Publication Type:Journal Article
Source:Journal of Phytopathology (2016)
The oomycete plant pathogen Phytophthora cinnamomi causes a highly destructive root rot that affects numerous hosts. Integrated management strategies are needed to control P. cinnamomi in seminatural oak rangelands. We tested how biofumigation affects crucial stages of the pathogen's life cycle in vitro, in infested soils under laboratory conditions and in planta. Different genotypes of three potential biofumigant plant species (Brassica carinata, Brassica juncea, Brassica napus) were collected at different phenological stages, analysed for their glucosinolate contents, and subsequently tested. The most effective genotypes against mycelial growth and sporangial production were further tested on the viability of chlamydospores in artificially infested natural soils and in planta on Lupinus luteus, a host highly susceptible to P.cinnamomi. Brassica carinata and B. juncea genotypes inhibited mycelial growth, decreased sporangial production, and effectively inhibited the viability of chlamydospores in soil, but only B. carinata decreased disease symptoms in plants. Effective genotypes of Brassica had high levels of the glucosinolate sinigrin.
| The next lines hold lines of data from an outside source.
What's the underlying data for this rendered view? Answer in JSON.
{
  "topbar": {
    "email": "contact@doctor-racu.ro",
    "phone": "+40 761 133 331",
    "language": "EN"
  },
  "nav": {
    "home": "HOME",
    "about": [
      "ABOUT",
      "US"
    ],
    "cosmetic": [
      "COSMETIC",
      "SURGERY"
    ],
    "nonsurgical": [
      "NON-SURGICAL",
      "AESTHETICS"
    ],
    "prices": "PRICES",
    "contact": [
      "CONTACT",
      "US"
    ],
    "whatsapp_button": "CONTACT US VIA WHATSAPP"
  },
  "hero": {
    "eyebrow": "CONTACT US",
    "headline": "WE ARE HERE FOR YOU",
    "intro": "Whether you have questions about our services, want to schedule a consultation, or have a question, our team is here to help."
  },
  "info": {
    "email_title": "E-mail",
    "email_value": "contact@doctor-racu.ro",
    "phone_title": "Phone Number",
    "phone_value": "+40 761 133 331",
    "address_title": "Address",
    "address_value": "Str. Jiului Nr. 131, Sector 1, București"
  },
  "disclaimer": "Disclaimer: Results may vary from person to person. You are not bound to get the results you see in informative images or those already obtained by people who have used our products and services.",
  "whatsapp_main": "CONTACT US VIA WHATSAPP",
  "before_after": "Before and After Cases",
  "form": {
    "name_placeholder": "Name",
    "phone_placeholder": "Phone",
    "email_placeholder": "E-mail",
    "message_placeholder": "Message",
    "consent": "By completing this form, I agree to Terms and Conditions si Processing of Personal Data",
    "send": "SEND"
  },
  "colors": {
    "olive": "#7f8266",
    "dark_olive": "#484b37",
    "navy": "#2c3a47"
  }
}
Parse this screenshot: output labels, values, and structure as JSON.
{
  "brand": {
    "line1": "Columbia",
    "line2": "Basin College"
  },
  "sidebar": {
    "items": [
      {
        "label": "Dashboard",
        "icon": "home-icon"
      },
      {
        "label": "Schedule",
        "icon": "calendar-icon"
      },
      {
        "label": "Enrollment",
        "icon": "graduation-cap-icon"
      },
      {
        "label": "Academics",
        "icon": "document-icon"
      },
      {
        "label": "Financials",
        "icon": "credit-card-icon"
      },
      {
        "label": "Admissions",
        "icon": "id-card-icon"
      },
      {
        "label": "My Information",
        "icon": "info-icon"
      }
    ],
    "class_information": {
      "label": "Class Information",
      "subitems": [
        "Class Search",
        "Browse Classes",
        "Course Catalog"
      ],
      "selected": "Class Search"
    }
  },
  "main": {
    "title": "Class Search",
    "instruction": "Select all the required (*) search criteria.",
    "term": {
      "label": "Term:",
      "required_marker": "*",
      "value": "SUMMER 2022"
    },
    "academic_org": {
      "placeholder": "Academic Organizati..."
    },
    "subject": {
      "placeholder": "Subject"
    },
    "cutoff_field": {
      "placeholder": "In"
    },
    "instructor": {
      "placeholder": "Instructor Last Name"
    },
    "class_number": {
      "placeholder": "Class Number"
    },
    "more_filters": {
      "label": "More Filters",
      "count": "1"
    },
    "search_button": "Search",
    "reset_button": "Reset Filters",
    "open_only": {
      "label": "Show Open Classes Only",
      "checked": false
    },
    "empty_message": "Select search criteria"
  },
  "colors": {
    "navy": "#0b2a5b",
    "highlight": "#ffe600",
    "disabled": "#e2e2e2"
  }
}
Biofumigation with Brassica plants rich in sinigrin has potential to be a suitable tool for control of oak root disease caused by P. cinnamomi in Spanish oak rangeland ecosystems.